Date: Fri, 27 Oct 1995 12:11:50 -0500
From: Charles F Juengling juen0001[AT SYMBOL GOES HERE]GOLD.TC.UMN.EDU
Subject: Re: folk/folklore
What do you mean `folk' has no /l/? Several years ago I was in a class
in which the prof had us underline all the resonants in a certain
paragraph ( as we speak them, not the letters). He was shocked to learn
that every student, about 2 dozen, in the class has /l/ in `folk.'
Fritz Juengling, who also has /l/ in `calm', `psalm', `palm' `almond'
On Fri, 27 Oct 1995, Wayne Glowka wrote:
An astute sophomore in my linguistics class yesterday asked why "folk" has
no /l/ but why the same element in "folklore" does. I had never noticed
this difference in my own pronunciation before, but I maintain it. Anybody
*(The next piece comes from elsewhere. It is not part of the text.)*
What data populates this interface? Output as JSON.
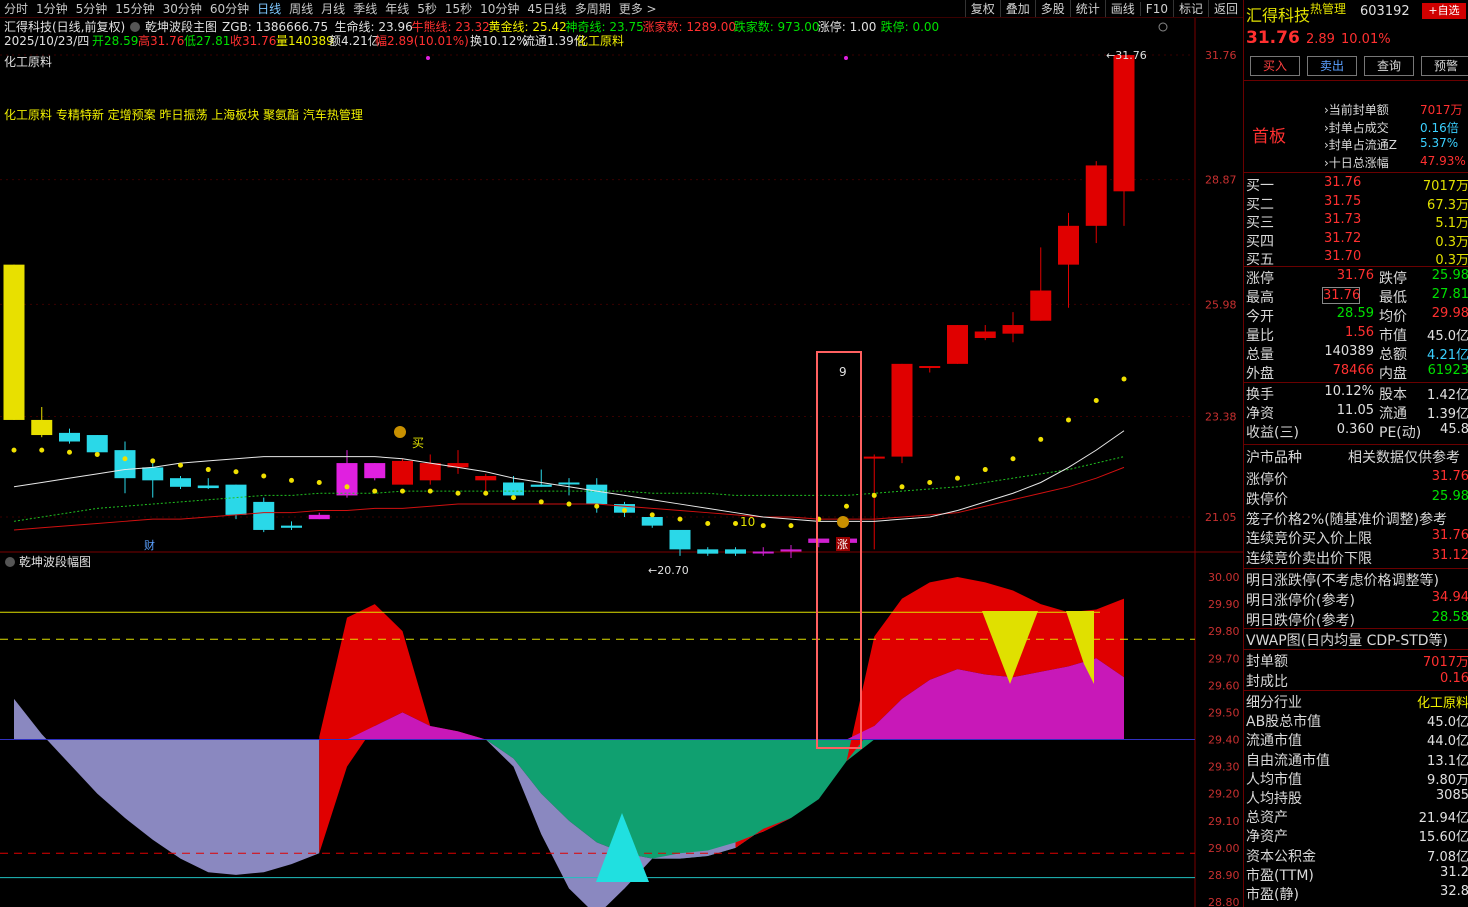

got a good explanation? My only guess is that "folklore" with an /l/ in
"folk" is a reading-influenced pronunciation.
Professor of English
Director of Research and Graduate Student Services
Milledgeville, GA 31061
wglowka[AT SYMBOL GOES HERE]mail.gac.peachnet.edu